--- START ---

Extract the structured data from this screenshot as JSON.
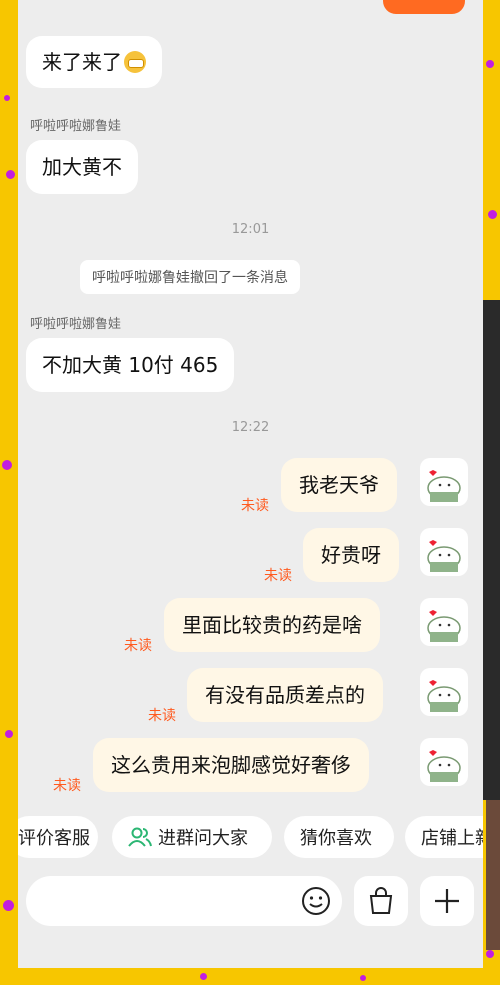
{
  "status_bar": {
    "left_text": "",
    "pill_color": "#ff6a21"
  },
  "messages": [
    {
      "sender": "",
      "text": "来了来了",
      "emoji": "smile-mask-emoji"
    },
    {
      "sender": "呼啦呼啦娜鲁娃",
      "text": "加大黄不"
    }
  ],
  "time_1": "12:01",
  "recall_notice": "呼啦呼啦娜鲁娃撤回了一条消息",
  "message_3": {
    "sender": "呼啦呼啦娜鲁娃",
    "text": "不加大黄 10付 465"
  },
  "time_2": "12:22",
  "my_messages": [
    {
      "text": "我老天爷",
      "status": "未读"
    },
    {
      "text": "好贵呀",
      "status": "未读"
    },
    {
      "text": "里面比较贵的药是啥",
      "status": "未读"
    },
    {
      "text": "有没有品质差点的",
      "status": "未读"
    },
    {
      "text": "这么贵用来泡脚感觉好奢侈",
      "status": "未读"
    }
  ],
  "quick_actions": [
    {
      "label": "评价客服"
    },
    {
      "label": "进群问大家",
      "icon": "group-icon"
    },
    {
      "label": "猜你喜欢"
    },
    {
      "label": "店铺上新"
    }
  ],
  "input_bar": {
    "placeholder": "",
    "icons": [
      "emoji-face-icon",
      "shopping-bag-icon",
      "plus-icon"
    ]
  },
  "colors": {
    "unread": "#ff5a1f",
    "my_bubble": "#fff7e6",
    "frame_yellow": "#f7c600",
    "group_icon_green": "#2bb673"
  }
}
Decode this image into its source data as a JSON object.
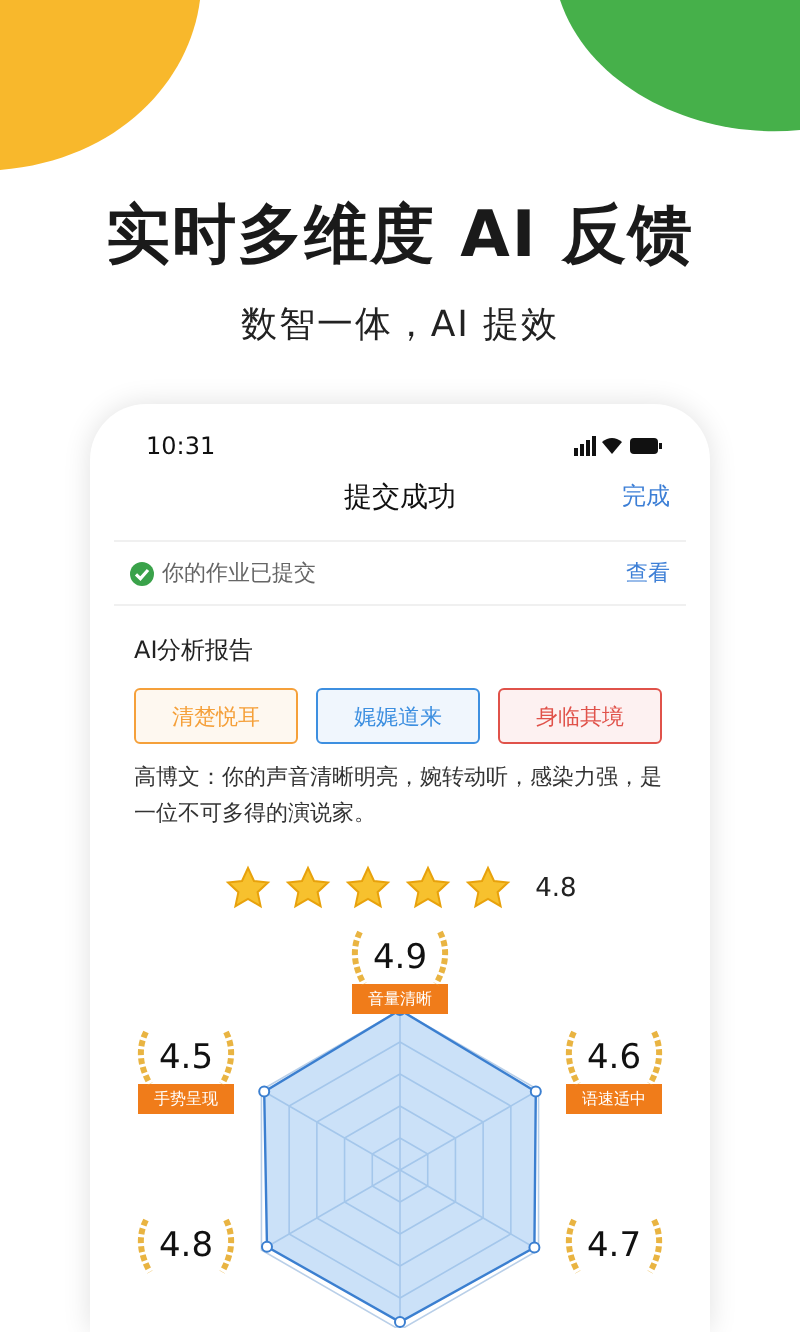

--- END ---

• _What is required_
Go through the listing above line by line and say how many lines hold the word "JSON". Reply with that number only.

• _Finished exercise_
2